- Published on Wednesday, 16 October 2013 01:04
- Written by Los Altos Town Crier Staff
Joint meeting plans prove BCS location a hot potato
The Los Altos City Council reluctantly vetted two requests to wade into the schools fray at its Oct. 8 meeting. A joint meeting scheduled Tuesday with the Los Altos Hills City Council may include discussion on how the cities might assist in negotiations between the Los Altos School District and Bullis Charter School.
“I’m not sure that we can have a productive, a fruitful, conversation on this,” Councilwoman Jeannie Bruins said. “I just don’t know what the advantage is of interjecting ourselves.”
Councilwoman Megan Satterlee noted that a separate committee was already pursuing site options for Bullis Charter School, echoing skepticism as to the role the council would play.
Councilmembers requested that if the issue is placed on the agenda, it should be scheduled after all other items have been resolved – likely curtailing conversation if the meeting is capped at one hour as planned.
Other items placed on the joint cities meeting agenda include shared funding for a new community and senior center, a joint sewer agreement, sidewalk construction on West Edith Avenue between Foothill Expressway and Cypress Drive and a proposal for a crossing guard to improve safety at the intersection.

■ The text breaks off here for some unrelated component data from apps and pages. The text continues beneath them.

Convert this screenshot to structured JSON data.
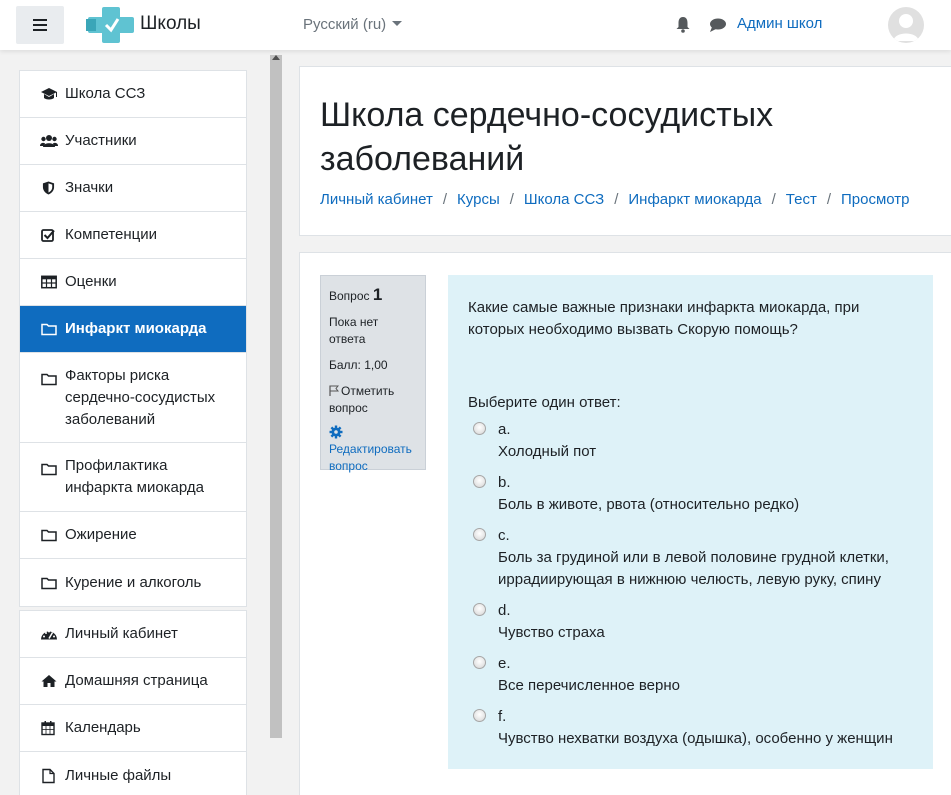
{
  "navbar": {
    "site_name": "Школы",
    "language": "Русский (ru)",
    "user_name": "Админ школ"
  },
  "sidebar": {
    "course_items": [
      {
        "label": "Школа ССЗ",
        "icon": "graduation-cap-icon"
      },
      {
        "label": "Участники",
        "icon": "users-icon"
      },
      {
        "label": "Значки",
        "icon": "shield-icon"
      },
      {
        "label": "Компетенции",
        "icon": "checkbox-icon"
      },
      {
        "label": "Оценки",
        "icon": "table-icon"
      },
      {
        "label": "Инфаркт миокарда",
        "icon": "folder-icon",
        "active": true
      },
      {
        "label": "Факторы риска сердечно-сосудистых заболеваний",
        "icon": "folder-icon"
      },
      {
        "label": "Профилактика инфаркта миокарда",
        "icon": "folder-icon"
      },
      {
        "label": "Ожирение",
        "icon": "folder-icon"
      },
      {
        "label": "Курение и алкоголь",
        "icon": "folder-icon"
      }
    ],
    "site_items": [
      {
        "label": "Личный кабинет",
        "icon": "dashboard-icon"
      },
      {
        "label": "Домашняя страница",
        "icon": "home-icon"
      },
      {
        "label": "Календарь",
        "icon": "calendar-icon"
      },
      {
        "label": "Личные файлы",
        "icon": "file-icon"
      }
    ]
  },
  "header": {
    "title": "Школа сердечно-сосудистых заболеваний",
    "breadcrumb": [
      "Личный кабинет",
      "Курсы",
      "Школа ССЗ",
      "Инфаркт миокарда",
      "Тест",
      "Просмотр"
    ]
  },
  "question": {
    "label": "Вопрос",
    "number": "1",
    "status": "Пока нет ответа",
    "score": "Балл: 1,00",
    "flag_label": "Отметить вопрос",
    "edit_label": "Редактировать вопрос",
    "text": "Какие самые важные признаки инфаркта миокарда, при которых необходимо вызвать Скорую помощь?",
    "prompt": "Выберите один ответ:",
    "answers": [
      {
        "letter": "a.",
        "text": "Холодный пот"
      },
      {
        "letter": "b.",
        "text": "Боль в животе, рвота (относительно редко)"
      },
      {
        "letter": "c.",
        "text": "Боль за грудиной или в левой половине грудной клетки, иррадиирующая в нижнюю челюсть, левую руку, спину"
      },
      {
        "letter": "d.",
        "text": "Чувство страха"
      },
      {
        "letter": "e.",
        "text": "Все перечисленное верно"
      },
      {
        "letter": "f.",
        "text": "Чувство нехватки воздуха (одышка), особенно у женщин"
      }
    ]
  },
  "colors": {
    "brand": "#0f6cbf",
    "logo": "#5fc3d2",
    "question_bg": "#def2f8",
    "info_bg": "#dee2e6"
  }
}
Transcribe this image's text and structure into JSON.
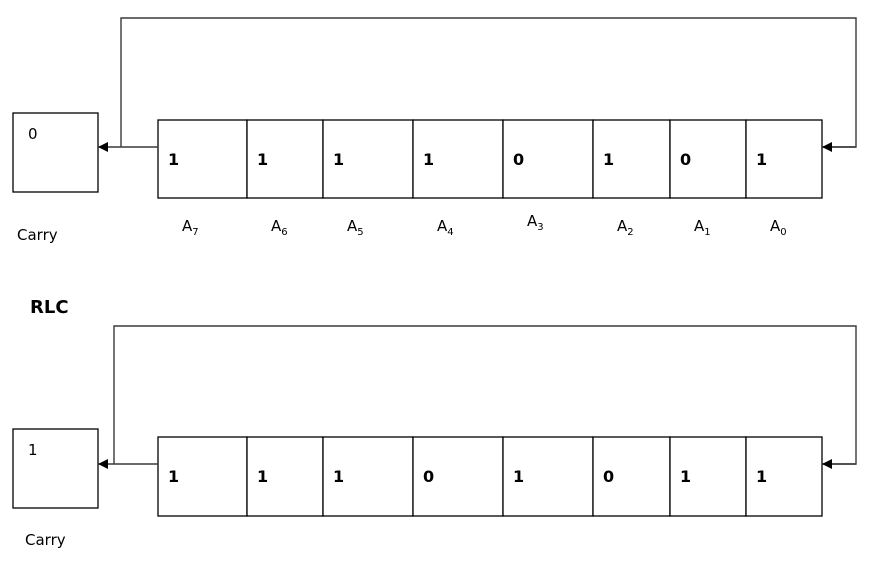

Councilmembers also discussed an upcoming meeting with the Los Altos School District Board of Trustees. The council acceded to the district’s suggestion that they discuss skateable art, staggered start and end times at the Egan Junior High and Blach Intermediate school campuses, improving related traffic backups and a report on bike-to-school and walk-to-school programs.
The joint public meeting, not yet scheduled, will include two members of the Los Altos City Council and two officials from the Los Altos School District.
Councilwoman Val Carpenter suggested adding discussion of a school site for Bullis Charter School, but the idea didn’t win wide acceptance. Satterlee described raising the issue as akin to tossing a hand grenade.
MROSD receives award for environmental service
The Santa Clara County Chapter of the League of Conservation Voters is scheduled to honor the Los Altos-based Midpeninsula Regional Open Space District at its 20th annual Environmental Awards. The fundraising event is slated 5:30-7 p.m. Oct. 23 at a private home in Monte Sereno.
MROSD will receive an award recognizing its 40 years of environmental service.
Founded by voter support in Santa Clara in 1972, MROSD’s mission is to protect the region’s green foothills. Portions of San Mateo and Santa Cruz counties later became a part of the district with the goal to create a regional greenbelt with other environmental agencies.
The district now spans 550 square miles and includes 17 cities and unincorporated areas, 62,000 acres of open space and more than 250 miles of trails.
Tickets to the awards are a $50 donation.
For reservations and more information, visit scclcv.org.